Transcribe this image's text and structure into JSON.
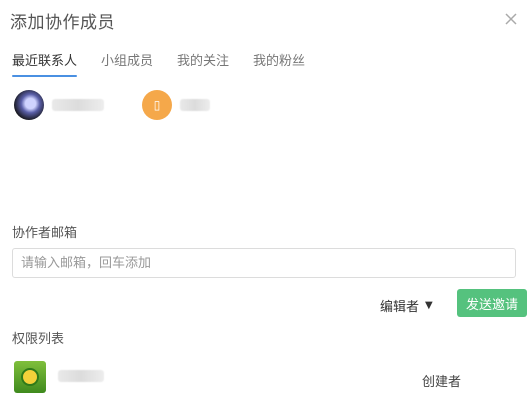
{
  "dialog": {
    "title": "添加协作成员",
    "close_icon": "close-icon"
  },
  "tabs": [
    {
      "label": "最近联系人",
      "active": true
    },
    {
      "label": "小组成员",
      "active": false
    },
    {
      "label": "我的关注",
      "active": false
    },
    {
      "label": "我的粉丝",
      "active": false
    }
  ],
  "contacts": [
    {
      "avatar_style": "dark",
      "name": ""
    },
    {
      "avatar_style": "orange",
      "avatar_glyph": "▯",
      "name": ""
    }
  ],
  "email": {
    "label": "协作者邮箱",
    "placeholder": "请输入邮箱，回车添加",
    "value": ""
  },
  "role_select": {
    "selected": "编辑者",
    "caret": "▼"
  },
  "send_button": {
    "label": "发送邀请",
    "color": "#55c27e"
  },
  "permissions": {
    "label": "权限列表",
    "rows": [
      {
        "name": "",
        "role": "创建者"
      }
    ]
  },
  "colors": {
    "accent": "#4a90e2"
  }
}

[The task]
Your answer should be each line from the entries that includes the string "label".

[Expected answer]
      "label": "最近联系人",
      "label": "小组成员",
      "label": "我的关注",
      "label": "我的粉丝",
    "label": "协作者邮箱",
    "label": "发送邀请",
    "label": "权限列表",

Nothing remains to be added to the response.